**YOUR OBJECTIVE**:
Look through the listing below and report every line that contains "title".

**DATA SHOWN**:
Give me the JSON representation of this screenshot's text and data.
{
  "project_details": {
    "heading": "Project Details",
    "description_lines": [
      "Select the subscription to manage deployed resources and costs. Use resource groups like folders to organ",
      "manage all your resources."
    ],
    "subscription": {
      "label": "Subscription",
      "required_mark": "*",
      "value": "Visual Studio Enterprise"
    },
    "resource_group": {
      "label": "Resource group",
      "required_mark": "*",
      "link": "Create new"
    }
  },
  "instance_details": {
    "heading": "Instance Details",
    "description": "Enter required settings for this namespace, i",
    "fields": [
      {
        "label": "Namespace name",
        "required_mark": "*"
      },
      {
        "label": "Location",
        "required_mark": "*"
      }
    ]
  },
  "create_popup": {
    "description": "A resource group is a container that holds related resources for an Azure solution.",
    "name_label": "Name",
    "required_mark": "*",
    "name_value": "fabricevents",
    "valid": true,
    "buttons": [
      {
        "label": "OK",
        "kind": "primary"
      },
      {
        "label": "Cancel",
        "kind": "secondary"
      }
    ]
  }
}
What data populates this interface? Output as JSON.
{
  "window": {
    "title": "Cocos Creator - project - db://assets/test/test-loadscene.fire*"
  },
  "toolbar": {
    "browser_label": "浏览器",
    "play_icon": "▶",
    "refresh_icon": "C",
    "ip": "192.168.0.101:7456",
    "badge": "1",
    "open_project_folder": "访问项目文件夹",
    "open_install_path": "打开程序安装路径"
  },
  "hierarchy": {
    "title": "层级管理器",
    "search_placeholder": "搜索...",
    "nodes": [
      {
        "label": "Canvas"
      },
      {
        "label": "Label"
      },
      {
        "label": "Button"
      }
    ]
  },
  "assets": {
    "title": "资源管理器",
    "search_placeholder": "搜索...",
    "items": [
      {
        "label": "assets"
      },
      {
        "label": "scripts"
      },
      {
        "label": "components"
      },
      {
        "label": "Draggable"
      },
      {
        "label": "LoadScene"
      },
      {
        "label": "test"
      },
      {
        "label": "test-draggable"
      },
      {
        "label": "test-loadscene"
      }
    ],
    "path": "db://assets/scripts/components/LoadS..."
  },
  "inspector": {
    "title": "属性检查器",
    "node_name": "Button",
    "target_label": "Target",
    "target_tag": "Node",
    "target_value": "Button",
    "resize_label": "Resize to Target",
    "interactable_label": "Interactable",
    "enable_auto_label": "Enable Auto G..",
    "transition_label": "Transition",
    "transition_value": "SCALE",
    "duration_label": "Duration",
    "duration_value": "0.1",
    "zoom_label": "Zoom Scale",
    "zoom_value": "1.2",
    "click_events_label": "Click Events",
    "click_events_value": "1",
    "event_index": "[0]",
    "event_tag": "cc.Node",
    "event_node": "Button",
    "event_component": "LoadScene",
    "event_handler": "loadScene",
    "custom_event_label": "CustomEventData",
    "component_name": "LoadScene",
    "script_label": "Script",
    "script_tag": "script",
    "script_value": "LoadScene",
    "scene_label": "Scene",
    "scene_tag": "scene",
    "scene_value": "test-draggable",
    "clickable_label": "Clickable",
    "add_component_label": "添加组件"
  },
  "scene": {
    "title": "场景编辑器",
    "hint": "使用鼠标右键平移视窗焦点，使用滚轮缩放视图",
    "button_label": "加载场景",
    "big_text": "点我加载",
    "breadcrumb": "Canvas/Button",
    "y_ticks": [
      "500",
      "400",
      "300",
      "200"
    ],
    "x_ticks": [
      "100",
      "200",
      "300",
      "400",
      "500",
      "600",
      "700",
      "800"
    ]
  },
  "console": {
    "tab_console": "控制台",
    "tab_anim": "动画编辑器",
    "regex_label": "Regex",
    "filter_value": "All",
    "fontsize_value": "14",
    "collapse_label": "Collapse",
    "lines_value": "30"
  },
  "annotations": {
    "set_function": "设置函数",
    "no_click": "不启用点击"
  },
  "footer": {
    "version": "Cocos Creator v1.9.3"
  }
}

**SOLUTION TO THIS TASK**:
    "title": "Cocos Creator - project - db://assets/test/test-loadscene.fire*"
    "title": "层级管理器",
    "title": "资源管理器",
    "title": "属性检查器",
    "title": "场景编辑器",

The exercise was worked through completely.